Semi-logarithmic scale paper:

  • On the y-axis, intervals are logarithmic and no longer arithmetic.
  • There are several cycles of tick marks on the y-axis. Each corresponds to an equal distance on the y-axis.
  • The values of one cycle are 10 times greater than the values of the previous cycle.
  • Within a cycle the 10 tick marks are not equally distant (distance from 2 to 3 is different than distance from 3 to 4). Their progression is geometric, not arithmetic.
  • The y axis can cover a large range of y values.

The following characteristics are noteworthy:

  • The slope of the line indicates the rate of change (the relative change) of y over time.
  • A horizontal straight line indicates no change.
  • An upward or downward straight line slope indicates a constant rate of increase or decrease in the measured indicator (e.g. rate) over time.
  • Two parallel lines indicate similar rate of change over time.

Source: Isituto Superiore di Sanita, Rome, Italy

The following example shows occurrence of cases and deaths of measles in England and Wales from 1940 to 2002. On an arithmetic-scale line graph it is impossible to see the trend in death rates over time. The different magnitude of rates between incidence and mortality does not allow showing both on the same graph. The solution is to use a logarithmic scale for the y-axis. Doing so, we allow very different rates to be shown.

On arithmetic-scale line graph:

On semi-logarithmic-scale line graph:


Data source : CDSC, HPA, Colindale, UK


Another example shows cases and deaths from Poliomyelitis in France between 1945 and 1973.

On arithmetic-scale line graph:



 On semi-logarithmic-scale line graph:

Data source: InVS, Saint Maurice, France

The decision to use arithmetic or semi-logarithmic-scale line graphs depends on what we want to show, absolute magnitudes or rates of change over time.




1. Fontaine RE, Goodman RA. Describing the findings.
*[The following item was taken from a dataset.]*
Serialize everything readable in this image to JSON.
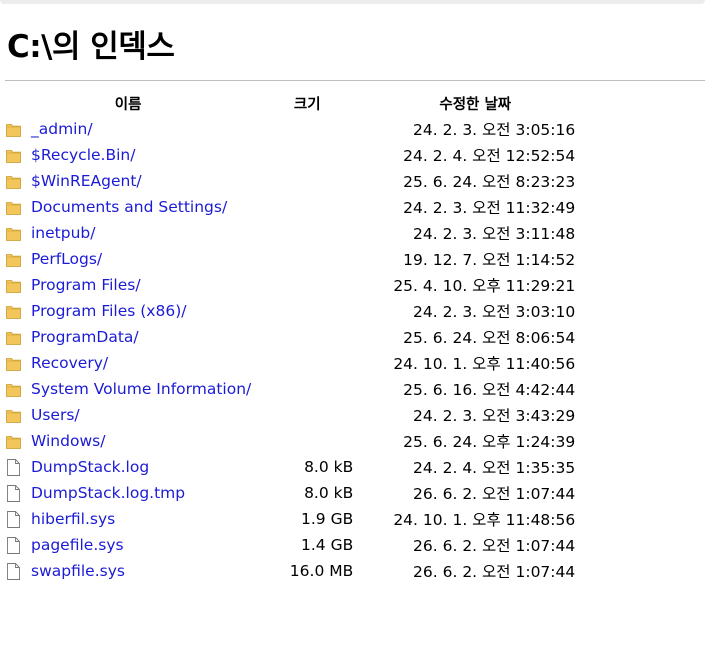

In: Gregg MB, editor. Field epidemiology. 2nd ed. Oxford: Oxford University Press; 2002, p. 109.